On April 9 the Rockland County High School Local History Conference was held at the Comfort Inn in Nanuet. The conference was organized by Clare Sheridan, president, the Historical Society of Rockland County, Trustee Larry Singer, Trustee Judge William Sherwood and two local North Rockland High School social studies teachers, Kevin Metcalf and Steve Shepardson.
All the public school systems in the county participated as well as a private school. Also speaking at the conference (which I did attend) were Rockland County Executive C. Scott Vanderhoef, State Senator David Carlucci, and Rockland County Historian Craig H. Long. During the conference the high school students present their research topics and received a certificate of achievement from the Historical Society.
If some of this seems familiar to regular readers of my posts, there is a reason for it. In 2011, I initiated six county history conferences in the Hudson Valley with Rockland being one of the counties. I have consistently advocated county history conferences as the vehicle through which to bring the history community together at the local level. In the ideal form it included the county executive, county historian, municipal historian, historical organizations, social studies teachers, and scholars. This conference although in a different format met many of those conditions. It was not open to the public and the attendance by the historical organizations and municipal historians was minimal.
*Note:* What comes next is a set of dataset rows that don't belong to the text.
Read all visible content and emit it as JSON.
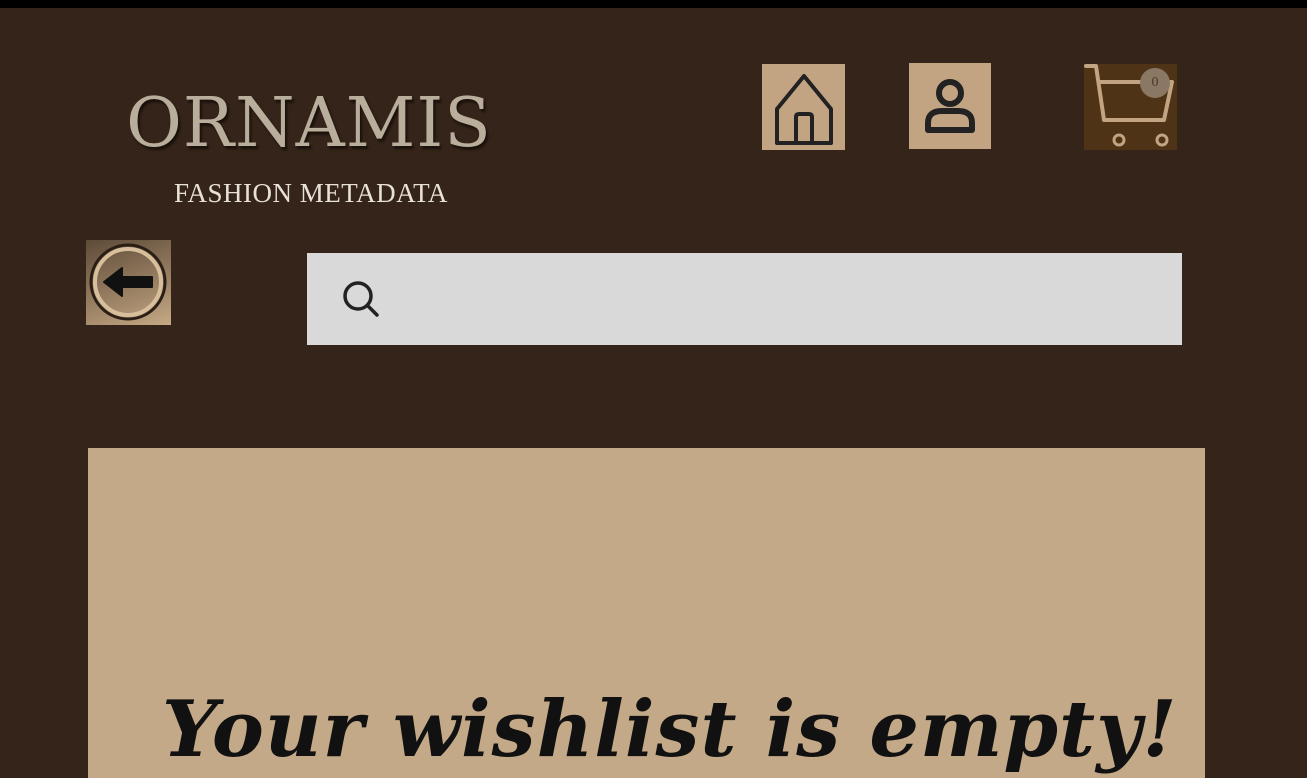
{
  "header": {
    "logo_title": "ORNAMIS",
    "logo_subtitle": "FASHION METADATA"
  },
  "nav": {
    "home_icon": "home-icon",
    "profile_icon": "user-icon",
    "cart_icon": "shopping-cart-icon",
    "cart_count": "0"
  },
  "back": {
    "icon": "arrow-left-circle-icon"
  },
  "search": {
    "icon": "search-icon",
    "value": "",
    "placeholder": ""
  },
  "wishlist": {
    "empty_message": "Your wishlist is empty!"
  },
  "colors": {
    "background": "#352419",
    "accent": "#c3a482",
    "cart_bg": "#4e3316",
    "panel": "#c3a988",
    "search_bg": "#d9d9d9"
  }
}
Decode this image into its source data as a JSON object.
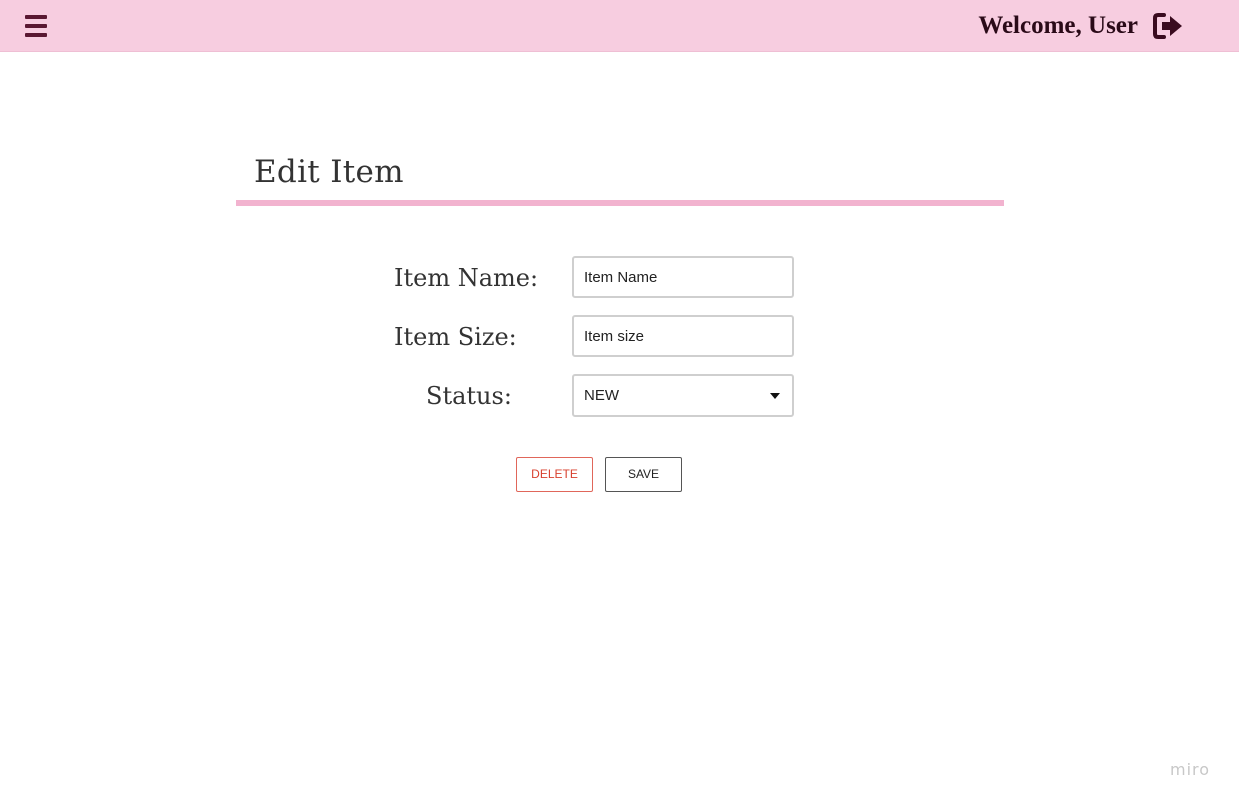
{
  "header": {
    "welcome_text": "Welcome, User",
    "menu_icon": "hamburger-menu-icon",
    "logout_icon": "sign-out-icon",
    "bar_color": "#f7cde0",
    "icon_color": "#5a1732"
  },
  "page": {
    "title": "Edit Item",
    "accent_color": "#f2b3cf"
  },
  "form": {
    "item_name_label": "Item Name:",
    "item_name_placeholder": "Item Name",
    "item_size_label": "Item Size:",
    "item_size_placeholder": "Item size",
    "status_label": "Status:",
    "status_value": "NEW"
  },
  "actions": {
    "delete_label": "DELETE",
    "save_label": "SAVE",
    "delete_color": "#d8412f"
  },
  "watermark": "miro"
}
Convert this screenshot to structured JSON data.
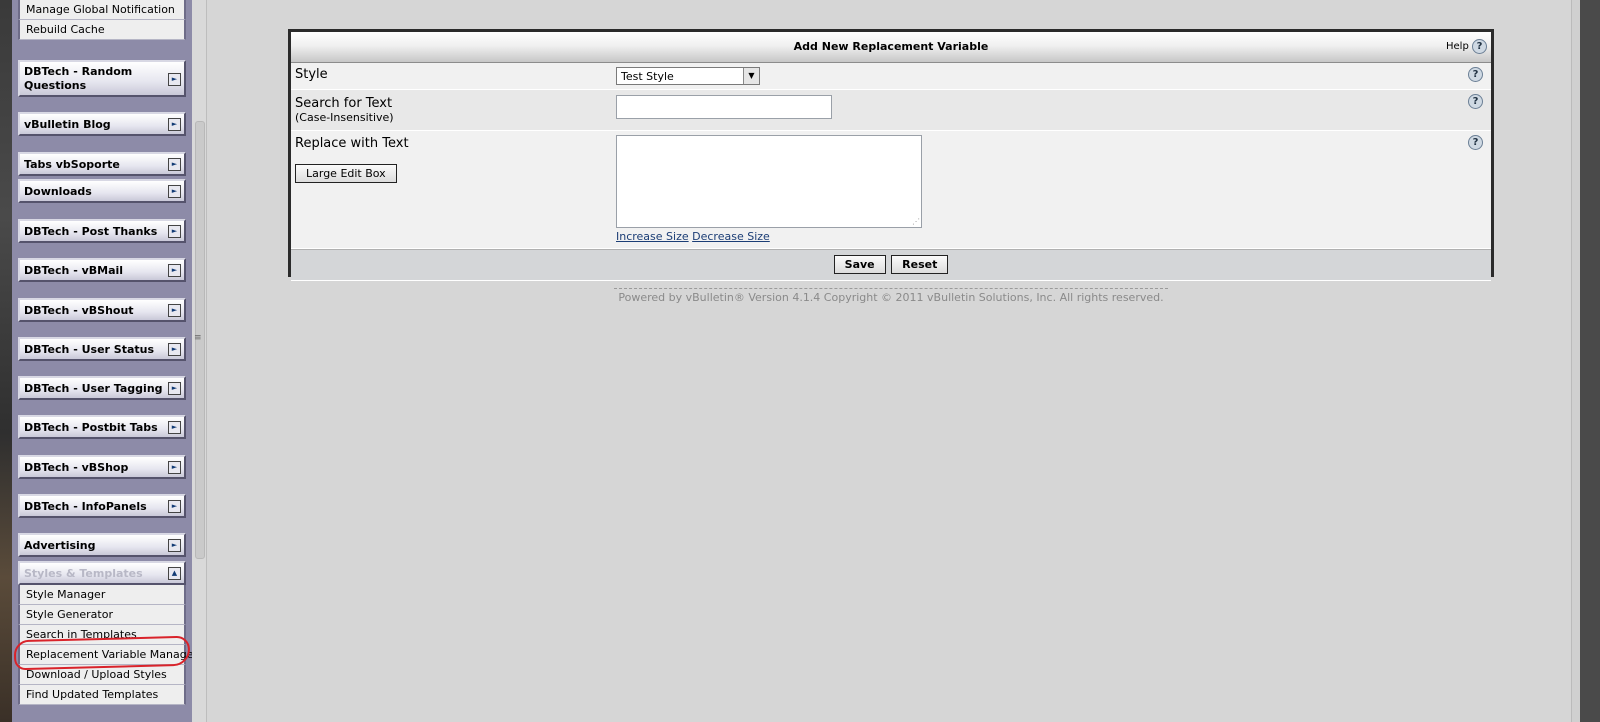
{
  "nav": {
    "top_items": [
      "Manage Global Notification",
      "Rebuild Cache"
    ],
    "groups": [
      {
        "label": "DBTech - Random Questions",
        "toggle": "►"
      },
      {
        "label": "vBulletin Blog",
        "toggle": "►"
      },
      {
        "label": "Tabs vbSoporte",
        "toggle": "►"
      },
      {
        "label": "Downloads",
        "toggle": "►"
      },
      {
        "label": "DBTech - Post Thanks",
        "toggle": "►"
      },
      {
        "label": "DBTech - vBMail",
        "toggle": "►"
      },
      {
        "label": "DBTech - vBShout",
        "toggle": "►"
      },
      {
        "label": "DBTech - User Status",
        "toggle": "►"
      },
      {
        "label": "DBTech - User Tagging",
        "toggle": "►"
      },
      {
        "label": "DBTech - Postbit Tabs",
        "toggle": "►"
      },
      {
        "label": "DBTech - vBShop",
        "toggle": "►"
      },
      {
        "label": "DBTech - InfoPanels",
        "toggle": "►"
      },
      {
        "label": "Advertising",
        "toggle": "►"
      }
    ],
    "open_group": {
      "label": "Styles & Templates",
      "toggle": "▲",
      "items": [
        "Style Manager",
        "Style Generator",
        "Search in Templates",
        "Replacement Variable Manager",
        "Download / Upload Styles",
        "Find Updated Templates"
      ]
    },
    "highlight_color": "#d9232a"
  },
  "form": {
    "title": "Add New Replacement Variable",
    "help_label": "Help",
    "help_icon": "?",
    "style": {
      "label": "Style",
      "value": "Test Style",
      "arrow": "▼"
    },
    "search": {
      "label": "Search for Text",
      "sublabel": "(Case-Insensitive)",
      "value": ""
    },
    "replace": {
      "label": "Replace with Text",
      "value": "",
      "large_edit_label": "Large Edit Box",
      "increase_label": "Increase Size",
      "decrease_label": "Decrease Size"
    },
    "save_label": "Save",
    "reset_label": "Reset"
  },
  "footer": {
    "text": "Powered by vBulletin® Version 4.1.4 Copyright © 2011 vBulletin Solutions, Inc. All rights reserved."
  }
}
Part of the genesis of the conference was the invitation last school year to the Historical Society to attend the Lower Hudson Valley Social Studies conference which covers Rockland, Westchester, and Putnam. Regrettably not all areas of the state have a functioning social studies council and even those that do don’t necessarily have an annual conference. Fortunately here in the Lower Hudson we do and the Historical Society of Rockland County had a table at both the December 2011 and 2012 conferences. At both conferences there were two-hour sessions devoted to local history in the three counties and some presentations on Rockland County history were made.
The Rockland County High School conference was strictly focused on local history. All research topics had to relate the local community. Several of the presenters researched the schools in their own community including the very building which they attended. One-room schools morphed into larger and larger buildings based on age. Transportation was a popular theme including the railroads and the Tappan Zee Bridge. As one student commented about a defunct airport, “until we researched it we had no idea what was there.”
The County Executive spoke about the turnpike which ran just outside the conference center. Industry, wars, and historic buildings were the subjects of other presentations. One student noted that the “Cold War was pretty recent so some people don’t think of it as history.” How can the Cold War be historic? I was alive then! One innovative student introduced the music of the past from the time when there were local record stores and bands. The music of the 1980s as historic! The building of malls, one in particular in Nanuet, greatly changed the landscape and living patterns of the county…-only to be superseded by box-chain stores and even bigger malls that caused the old big mall to close. Another student reported on the monument marking the hanging of Andre near where he lives, “I drove by it every day without really realizing it was there. It was just a rock or something.” A Civil War drama drawing on actual letters entitled “The Price of Freedom” concluding with the singing of the Battle Hymn of the Republic moved me to tears. It was a good conference and something that every single county in the state can do. The County Historical Society, County Historian, and social studies teachers who worked together to make this happen are to be commended.
Keynote speaker Linda Zimmerman touched on some themes which resonate everywhere. How about examples of knocking something historic down and then naming the new structure after the demolished old structure even though there is no connection other than being on the same spot. She stressed the need to make history personal through storytelling, a familiar and essential theme that can’t be repeated too often.
This conference April 9 provided an excellent follow-up to the program at the New York State Archives on April 6. At that program, Julie Daniels spoke about the Student Research Awards. Guidelines and entry forms for the contest may be found at www.archives.nysed.gov and click on Education. The deadline is July 1, 2013. While this statewide contest offers three rewards, a local version of it can be done just as Rockland County did. By engaging the students in their own community, they become part of it in a way they weren’t when they just drove by a rock monument without knowing what it was or without realizing how the history of shopping from the local general store to the gargantuan malls of today helps define their lives.
If there were other such high school local history conferences in the state, please share your experience. And don’t forget or ignore the importance of the adult county history conference as well.